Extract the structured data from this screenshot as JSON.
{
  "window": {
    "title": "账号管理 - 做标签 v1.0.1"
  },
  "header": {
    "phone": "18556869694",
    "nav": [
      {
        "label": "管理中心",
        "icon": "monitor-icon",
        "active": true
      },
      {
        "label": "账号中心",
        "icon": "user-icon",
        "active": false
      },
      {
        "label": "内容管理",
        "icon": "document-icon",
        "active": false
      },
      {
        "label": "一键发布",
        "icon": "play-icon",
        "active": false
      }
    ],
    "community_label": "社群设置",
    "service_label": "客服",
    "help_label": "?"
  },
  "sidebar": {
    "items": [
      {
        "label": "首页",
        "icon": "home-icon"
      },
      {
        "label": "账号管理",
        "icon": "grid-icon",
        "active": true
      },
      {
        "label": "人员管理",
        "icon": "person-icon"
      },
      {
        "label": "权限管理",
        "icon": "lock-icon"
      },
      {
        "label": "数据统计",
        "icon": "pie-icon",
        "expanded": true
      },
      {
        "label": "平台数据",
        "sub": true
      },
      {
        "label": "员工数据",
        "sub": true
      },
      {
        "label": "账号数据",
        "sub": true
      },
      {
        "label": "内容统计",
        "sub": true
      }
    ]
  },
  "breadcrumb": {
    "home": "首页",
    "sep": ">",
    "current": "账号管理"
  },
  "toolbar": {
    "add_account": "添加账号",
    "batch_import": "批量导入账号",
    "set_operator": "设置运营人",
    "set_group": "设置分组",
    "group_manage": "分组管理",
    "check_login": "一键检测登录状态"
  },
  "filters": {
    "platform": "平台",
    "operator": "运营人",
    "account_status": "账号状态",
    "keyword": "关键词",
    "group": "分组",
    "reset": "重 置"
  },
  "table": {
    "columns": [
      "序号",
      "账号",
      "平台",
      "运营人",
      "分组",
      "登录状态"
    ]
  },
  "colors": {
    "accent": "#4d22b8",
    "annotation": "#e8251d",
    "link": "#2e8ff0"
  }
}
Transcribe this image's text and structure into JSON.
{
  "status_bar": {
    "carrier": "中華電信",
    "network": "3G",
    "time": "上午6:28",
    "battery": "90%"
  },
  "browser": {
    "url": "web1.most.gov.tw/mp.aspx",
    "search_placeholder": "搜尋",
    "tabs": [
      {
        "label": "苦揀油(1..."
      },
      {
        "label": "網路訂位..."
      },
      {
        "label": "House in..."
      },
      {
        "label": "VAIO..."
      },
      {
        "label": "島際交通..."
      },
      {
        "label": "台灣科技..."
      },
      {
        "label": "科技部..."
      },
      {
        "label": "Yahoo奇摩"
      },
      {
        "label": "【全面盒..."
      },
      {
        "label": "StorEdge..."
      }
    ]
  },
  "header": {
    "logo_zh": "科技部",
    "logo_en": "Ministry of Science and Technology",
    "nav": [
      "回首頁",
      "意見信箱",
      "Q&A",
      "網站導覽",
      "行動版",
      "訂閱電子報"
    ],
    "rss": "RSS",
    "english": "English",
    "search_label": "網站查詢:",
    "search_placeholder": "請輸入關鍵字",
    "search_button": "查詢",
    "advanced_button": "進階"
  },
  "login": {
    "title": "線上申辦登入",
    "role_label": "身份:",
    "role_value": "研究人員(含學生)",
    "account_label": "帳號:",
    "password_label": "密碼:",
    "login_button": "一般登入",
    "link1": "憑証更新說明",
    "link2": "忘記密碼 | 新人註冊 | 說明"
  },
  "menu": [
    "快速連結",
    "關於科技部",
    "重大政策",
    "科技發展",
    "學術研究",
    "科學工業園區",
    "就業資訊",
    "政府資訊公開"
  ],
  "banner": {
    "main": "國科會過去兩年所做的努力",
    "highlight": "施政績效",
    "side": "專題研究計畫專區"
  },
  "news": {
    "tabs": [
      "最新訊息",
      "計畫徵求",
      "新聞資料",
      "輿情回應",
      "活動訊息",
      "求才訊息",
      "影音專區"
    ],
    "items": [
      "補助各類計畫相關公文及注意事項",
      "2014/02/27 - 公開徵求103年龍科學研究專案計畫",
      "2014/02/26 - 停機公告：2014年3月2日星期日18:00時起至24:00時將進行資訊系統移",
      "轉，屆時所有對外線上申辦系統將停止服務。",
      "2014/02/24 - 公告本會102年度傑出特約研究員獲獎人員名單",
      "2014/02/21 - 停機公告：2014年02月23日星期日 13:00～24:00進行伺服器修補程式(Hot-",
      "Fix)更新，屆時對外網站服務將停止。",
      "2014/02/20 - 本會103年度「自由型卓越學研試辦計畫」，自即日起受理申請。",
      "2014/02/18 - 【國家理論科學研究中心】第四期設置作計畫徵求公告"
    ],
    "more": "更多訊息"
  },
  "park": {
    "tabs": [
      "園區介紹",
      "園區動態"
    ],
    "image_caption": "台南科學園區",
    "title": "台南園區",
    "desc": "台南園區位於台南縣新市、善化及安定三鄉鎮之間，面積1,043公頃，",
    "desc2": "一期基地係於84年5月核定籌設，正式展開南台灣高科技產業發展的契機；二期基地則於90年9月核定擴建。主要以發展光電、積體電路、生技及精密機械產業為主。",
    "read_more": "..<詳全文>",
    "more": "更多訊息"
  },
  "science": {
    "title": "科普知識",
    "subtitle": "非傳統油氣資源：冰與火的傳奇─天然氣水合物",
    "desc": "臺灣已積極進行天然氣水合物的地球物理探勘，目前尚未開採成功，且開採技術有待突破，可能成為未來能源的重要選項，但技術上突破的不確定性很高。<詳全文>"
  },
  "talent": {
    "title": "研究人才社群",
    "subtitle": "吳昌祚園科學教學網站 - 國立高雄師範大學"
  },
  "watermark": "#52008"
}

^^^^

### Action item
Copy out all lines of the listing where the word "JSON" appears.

### Completed exercise
Extract the structured data from this screenshot as JSON.
Transcribe this image's text and structure into JSON.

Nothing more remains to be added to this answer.